Pirates show their neighbors some ‘Care’
Some three-dozen students, teachers and community members were up with the sunrise Saturday to infuse helpfulness and happiness into their recovering school district.
The first “Pirate Care Day” provided some welcome TLC for Phoenix-Talent School District 4 campuses and a slew of community residents who eagerly signed up for some much-needed help.
Residents requested help with debris removal, weed pulling, mowing and other outdoor tasks. Small teams of smiling faces, wearing “Pirate Care Crew” shirts, converged on neighborhoods between Phoenix and Talent homes for four hours starting shortly after 8 a.m.
Dave Ehrhardt, assistant principal and athletic director, said he was pleased with the turnout and said the event was a nice way for students to give back to a supportive community and to unite the district after a handful of chaotic years marked by the devastating Almeda fire and the pandemic.
Phoenix High senior Angel Meadows said she got more out of the impromptu work session than expected. For Meadows, 18, her senior year has been her first “normal year” of school since freshman year.
“I signed up initially because I needed more hours (toward graduation) for my Capstone project. But just doing the work and being out in the community was very rewarding,” said Meadows.
“We worked on PHS and then went over to do some work at Orchard Hill Elementary. I feel like, after the chaos we had all been through, this was really healing,” she said. “I feel like chaos tends to bring out the light in people. Even after all we’ve been through, we’re still together as one community and helping each other out.”
Phoenix High junior Makayla Hatfield-Calhoun brought her mom, Jessi Hatfield, along Saturday to help with debris pickup at a home in Talent.
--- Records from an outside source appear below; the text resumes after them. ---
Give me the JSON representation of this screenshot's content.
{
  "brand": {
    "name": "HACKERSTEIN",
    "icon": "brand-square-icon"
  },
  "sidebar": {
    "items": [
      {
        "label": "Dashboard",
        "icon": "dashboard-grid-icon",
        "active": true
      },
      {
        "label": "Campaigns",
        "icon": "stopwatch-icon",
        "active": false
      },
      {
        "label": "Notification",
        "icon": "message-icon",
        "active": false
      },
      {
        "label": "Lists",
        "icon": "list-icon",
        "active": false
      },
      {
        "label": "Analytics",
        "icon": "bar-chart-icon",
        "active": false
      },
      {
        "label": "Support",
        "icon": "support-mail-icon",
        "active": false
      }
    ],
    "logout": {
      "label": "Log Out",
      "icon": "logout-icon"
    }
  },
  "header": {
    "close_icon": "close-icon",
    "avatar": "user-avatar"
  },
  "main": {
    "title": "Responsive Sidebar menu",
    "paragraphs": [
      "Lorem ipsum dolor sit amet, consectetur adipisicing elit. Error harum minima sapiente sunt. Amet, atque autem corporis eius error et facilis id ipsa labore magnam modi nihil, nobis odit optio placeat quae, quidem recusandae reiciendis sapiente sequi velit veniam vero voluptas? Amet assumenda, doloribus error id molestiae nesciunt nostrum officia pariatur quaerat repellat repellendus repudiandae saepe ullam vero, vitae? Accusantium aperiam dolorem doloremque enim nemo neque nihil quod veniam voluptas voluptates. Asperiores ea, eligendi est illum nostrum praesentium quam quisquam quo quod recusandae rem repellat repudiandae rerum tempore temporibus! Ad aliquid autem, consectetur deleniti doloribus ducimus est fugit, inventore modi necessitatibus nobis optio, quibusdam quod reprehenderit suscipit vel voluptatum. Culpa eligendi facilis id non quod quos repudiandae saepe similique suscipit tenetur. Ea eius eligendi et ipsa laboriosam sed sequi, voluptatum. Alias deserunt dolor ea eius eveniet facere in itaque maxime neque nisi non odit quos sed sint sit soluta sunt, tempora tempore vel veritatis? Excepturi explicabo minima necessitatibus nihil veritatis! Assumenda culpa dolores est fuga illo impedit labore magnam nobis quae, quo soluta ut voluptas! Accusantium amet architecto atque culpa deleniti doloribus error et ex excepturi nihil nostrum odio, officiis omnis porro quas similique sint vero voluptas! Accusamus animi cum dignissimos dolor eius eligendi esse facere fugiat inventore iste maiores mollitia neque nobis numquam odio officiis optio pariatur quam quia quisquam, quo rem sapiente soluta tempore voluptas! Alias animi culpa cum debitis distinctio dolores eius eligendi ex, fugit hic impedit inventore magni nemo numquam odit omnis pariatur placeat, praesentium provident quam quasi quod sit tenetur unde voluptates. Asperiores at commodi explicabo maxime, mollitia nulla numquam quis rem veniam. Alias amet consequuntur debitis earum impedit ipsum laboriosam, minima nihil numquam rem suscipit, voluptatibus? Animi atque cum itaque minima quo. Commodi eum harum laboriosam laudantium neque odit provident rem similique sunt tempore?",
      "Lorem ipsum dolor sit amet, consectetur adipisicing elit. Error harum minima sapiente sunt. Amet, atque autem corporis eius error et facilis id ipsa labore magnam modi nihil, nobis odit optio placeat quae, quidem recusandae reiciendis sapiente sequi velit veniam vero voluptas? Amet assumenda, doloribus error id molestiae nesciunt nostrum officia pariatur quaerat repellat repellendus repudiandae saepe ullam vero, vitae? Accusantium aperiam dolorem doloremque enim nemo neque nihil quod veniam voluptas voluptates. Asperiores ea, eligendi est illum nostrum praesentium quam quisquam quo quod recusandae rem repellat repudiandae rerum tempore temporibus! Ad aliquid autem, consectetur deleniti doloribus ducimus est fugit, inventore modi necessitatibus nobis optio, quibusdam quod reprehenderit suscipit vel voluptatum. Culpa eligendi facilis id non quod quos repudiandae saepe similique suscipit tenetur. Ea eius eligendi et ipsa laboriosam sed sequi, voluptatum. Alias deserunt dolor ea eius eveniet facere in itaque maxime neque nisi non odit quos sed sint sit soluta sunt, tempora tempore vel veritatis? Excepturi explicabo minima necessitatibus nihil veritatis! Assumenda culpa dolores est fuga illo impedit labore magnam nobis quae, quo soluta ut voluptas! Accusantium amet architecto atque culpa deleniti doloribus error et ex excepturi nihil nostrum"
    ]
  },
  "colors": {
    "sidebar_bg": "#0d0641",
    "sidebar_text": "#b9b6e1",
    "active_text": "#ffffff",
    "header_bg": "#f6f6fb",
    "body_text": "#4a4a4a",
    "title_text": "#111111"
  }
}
Hatfield-Calhoun climbed onto a work trailer to push down branches to make more room and helped her mom ready the load to be hauled away.
“Today was about helping at the schools and helping take care of those but also about helping in the community for people who really couldn’t do their own yard work on their own and needed help,” said Hatfield-Calhoun.
“Just being in the community and reaching out and making connections and being with friends. We almost didn’t have a school to come back to after the fires, and now both towns are healing — and we’re healing as one,” she said. “The students in our district share schools. Talent comes to Phoenix for high school and Phoenix goes to Talent for middle school. It’s one community.”
Megan Wilson, strategic initiatives and operations manager for US Cellular, said almost a dozen US Cellular employees chipped in for the work party and were excited to be part of Saturday’s energy.
“It’s good to be part of the community and helping with the school, and it's a lot of fun to help with something positive like this,” she said.
“Whenever there’s any type of disaster or a part of our community in need, we try to respond however we can. And we always love to pitch it on community projects like this. I love the willingness of our employees to be part of community.”
Five-year-old Kadence Walker, daughter of Phoenix High Principal Toby Walker, loaded branches onto a pickup truck and kept pace with adult volunteers with a big grin on her face.
“It feels good to help,” shrugged the kindergartener.
Walker said he was happy with the large turnout and the willing spirit of the volunteers.
“It’s been a lot these past couple years. This was a way to give our kids an opportunity to serve and to give our staff and even our own personal families a chance to see how important it is to give back and to be there for our community.”
Teacher Carolena Campbell pitched in to help Saturday with her 5-year-old daughter. Campbell said the day was a great display of “Pirate Pride.”
“We have a phenomenal maintenance department, but there’s a lot of things they can’t always get to, so it was nice to help them out,” she said.
“It felt good to be out there. We’re hoping to get more requests next year. I think there’s an aspect of not as many people signing up because they think someone else might need it more. This was a really good thing for our students and our community and our schools.”
Talent homeowner Tracey Reichstein said the offer of help with her large yard brought her to tears. Reichstein’s husband passed away not long after the Almeda fire, leaving the widow to manage day-to-day life as well as the large backyard filled with branches and debris.
“I’ve been picking up all these branches for the last year and I don’t feel like I was going to ever get it all picked up. A former Phoenix teacher tagged me on their Facebook post about the clean-up, so I called and they said, ‘Yeah, we’ll fit you in!’” Reichstein said.
“I couldn’t believe how many volunteers showed up. I’ve been just overwhelmed with all the stuff I need help to do. It brought me to tears when they offered to help. I’m very grateful.”
Reach freelance writer Buffy Pollock at firstname.lastname@example.org